All of the data is to be repeated verbatim.

Web page and app entries:

--------------------

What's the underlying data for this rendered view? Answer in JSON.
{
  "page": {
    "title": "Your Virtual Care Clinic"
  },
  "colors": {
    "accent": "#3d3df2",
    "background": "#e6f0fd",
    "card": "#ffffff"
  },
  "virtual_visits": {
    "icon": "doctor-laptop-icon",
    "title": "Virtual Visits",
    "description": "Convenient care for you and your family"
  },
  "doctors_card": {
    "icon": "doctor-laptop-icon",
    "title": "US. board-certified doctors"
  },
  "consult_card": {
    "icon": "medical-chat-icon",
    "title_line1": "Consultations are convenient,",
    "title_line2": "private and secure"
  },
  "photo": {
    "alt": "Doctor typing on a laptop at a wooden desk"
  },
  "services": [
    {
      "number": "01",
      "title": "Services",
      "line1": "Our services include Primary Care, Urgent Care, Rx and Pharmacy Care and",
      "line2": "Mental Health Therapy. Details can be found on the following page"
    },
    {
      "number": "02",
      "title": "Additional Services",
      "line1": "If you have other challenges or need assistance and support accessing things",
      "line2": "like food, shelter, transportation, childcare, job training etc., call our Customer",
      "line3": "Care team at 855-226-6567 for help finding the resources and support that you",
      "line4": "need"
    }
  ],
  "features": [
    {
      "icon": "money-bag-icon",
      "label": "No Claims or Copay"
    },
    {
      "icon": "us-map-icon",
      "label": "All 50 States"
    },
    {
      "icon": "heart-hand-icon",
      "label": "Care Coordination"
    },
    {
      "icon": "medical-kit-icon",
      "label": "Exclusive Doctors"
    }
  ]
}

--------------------

#### THE ANSWER:
What's the underlying data for this rendered view? Answer in JSON.
{
  "page": {
    "title": "Your Virtual Care Clinic"
  },
  "colors": {
    "accent": "#3d3df2",
    "background": "#e6f0fd",
    "card": "#ffffff"
  },
  "virtual_visits": {
    "icon": "doctor-laptop-icon",
    "title": "Virtual Visits",
    "description": "Convenient care for you and your family"
  },
  "doctors_card": {
    "icon": "doctor-laptop-icon",
    "title": "US. board-certified doctors"
  },
  "consult_card": {
    "icon": "medical-chat-icon",
    "title_line1": "Consultations are convenient,",
    "title_line2": "private and secure"
  },
  "photo": {
    "alt": "Doctor typing on a laptop at a wooden desk"
  },
  "services": [
    {
      "number": "01",
      "title": "Services",
      "line1": "Our services include Primary Care, Urgent Care, Rx and Pharmacy Care and",
      "line2": "Mental Health Therapy. Details can be found on the following page"
    },
    {
      "number": "02",
      "title": "Additional Services",
      "line1": "If you have other challenges or need assistance and support accessing things",
      "line2": "like food, shelter, transportation, childcare, job training etc., call our Customer",
      "line3": "Care team at 855-226-6567 for help finding the resources and support that you",
      "line4": "need"
    }
  ],
  "features": [
    {
      "icon": "money-bag-icon",
      "label": "No Claims or Copay"
    },
    {
      "icon": "us-map-icon",
      "label": "All 50 States"
    },
    {
      "icon": "heart-hand-icon",
      "label": "Care Coordination"
    },
    {
      "icon": "medical-kit-icon",
      "label": "Exclusive Doctors"
    }
  ]
}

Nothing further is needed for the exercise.